- Surgical treatment is considered when conservative measures have failed, and the symptoms continue to be bad.
If the cause is due to bony obstruction such as a cervical rib, or fractured first rib or collarbone with malunion; then surgery will be best as the condition is unlikely to get better on its own.
If the cause is presumed to be due to compression by the scalene muscles, or inadequate space between the rib and collar bone, then surgery is recommended if there is no improvement after 3-4 months, and the symptoms are severe.
If the symptoms are longstanding and the patient can tolerate them, then conservative treatment can be continued. Surgical decompression may be performed earlier in sportsmen who want to get back to their activities earlier.
A decompression is performed. Any cervical ribs are removed. The scalene muscles are divided off the first rib, and any scar tissue between the muscles, arteries, and nerves is removed.
It is better to also remove the first rib, to open the floor of the thoracic outlet and make sure an adequate decompression has been performed.
The incision usually just above the collar bone, about 6-8cm long. Some surgeons perform the procedure through the axilla, or armpit, for a better cosmetic result, and to stay away from the brachial plexus, thereby avoiding the risk of injuring it.
We prefer the incision above the collar bone, as we find it easier to dissect any scar tissue off the brachial plexus. We find it easier to identify the whole brachial plexus this way, and make sure there is no scar around it higher up.
Once the procedure has been done, a small drainage catheter is placed into the wound. We usually place an epidural catheter around the nerves, and give local anaesthetic through it for post operative pain relief. This is usually left in for 2 days, and initially may cause the whole arm to go numb for a few hours so we warn patients not to be worried about this before the time.
The procedure takes 1 to 11/2 hours to perform; patients generally spend two to three days in hospital and are booked off work for three to four weeks to recover. The procedure is performed by cardiothoracic surgeons, vascular surgeons, general surgeons and sometimes orthopedic surgeons.
In experienced hands the complications are virtually non-existent, but surgeons who occasionally perform the procedure tend to have more complications. It is a procedure that needs to be meticulously performed by a surgeon who knows the anatomy well.
Many nerves run through the area, but luckily damage can be avoided by meticulous dissection, and identifying all the nerves before dividing the muscles.
We have not had any of these problems, but they have been seen and also described in the literature, so need to be mentioned. (The reported incidence

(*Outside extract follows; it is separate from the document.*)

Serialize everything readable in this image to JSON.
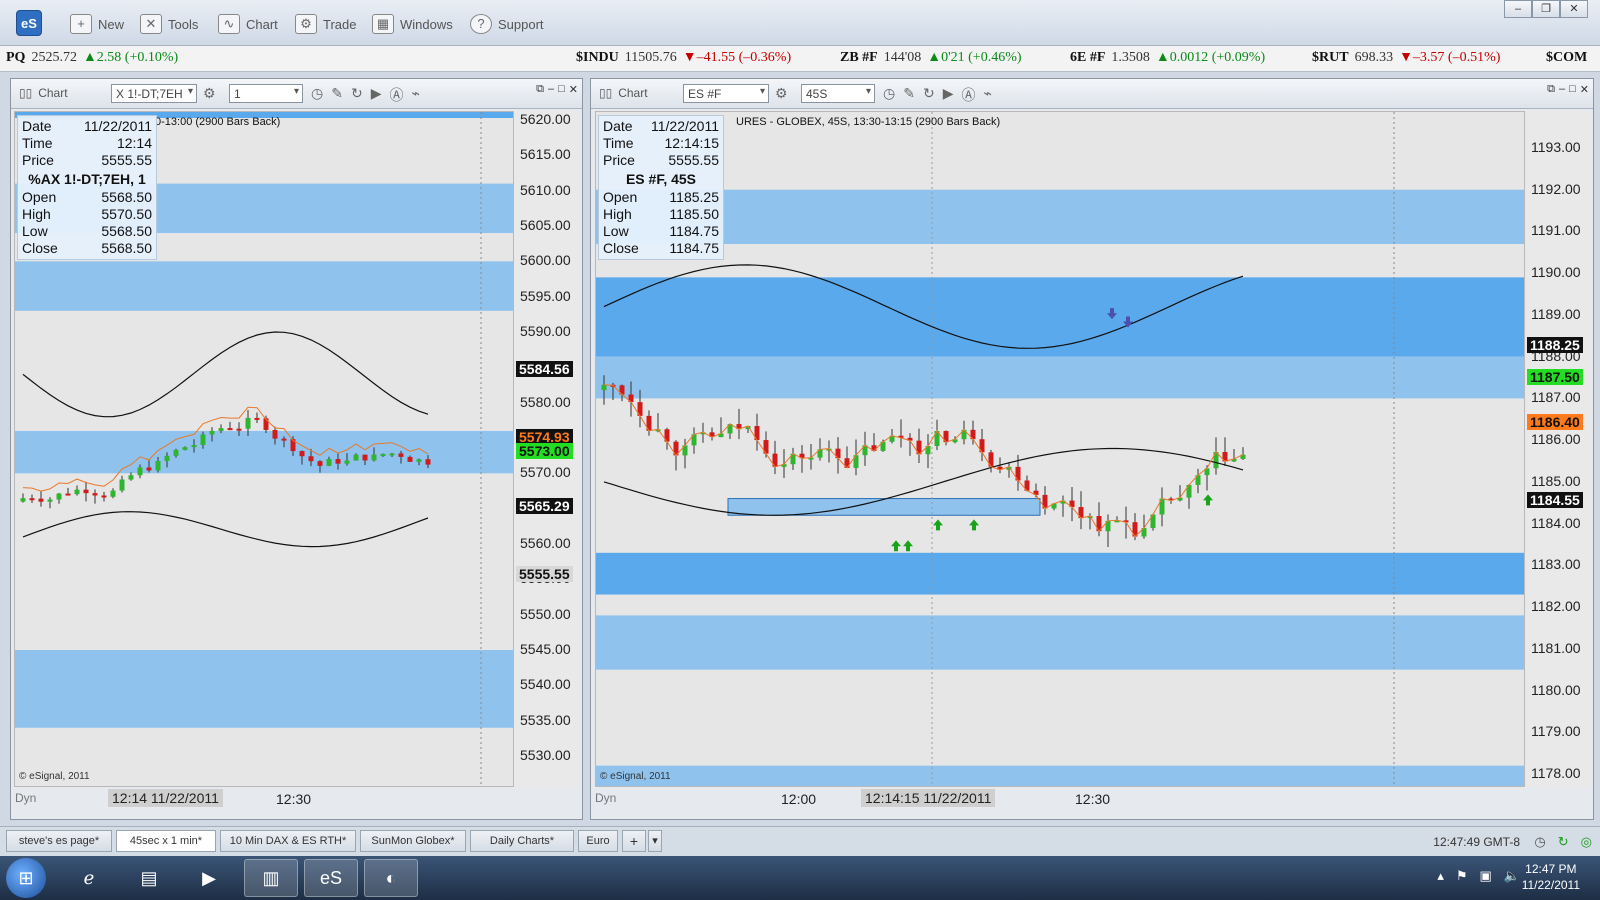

is < 1%):
- Phrenic nerve injury – paralysis of the diaphragm on that side.
- Long thoracic nerve injury – Paralysis of the serratus anterior muscle that pulls the scapula (shoulder blade) forwards.
- Brachial plexus injury – this is usually mild and reversible. It is worthwhile to mention that mild traction on the brachial plexus may sometimes cause a bit of numbness of the fingertips for a few days.
- Removal of the first rib may result in the pleura (membrane covering the chest cavity) being opened. This happens very rarely in our practice, and then it is recognized during the operation, and the wound drain is advanced into the chest cavity to prevent a blood collection there and to make sure the lung does not collapse.
- It is common to have an area of numbness below the wound, and this may last for months.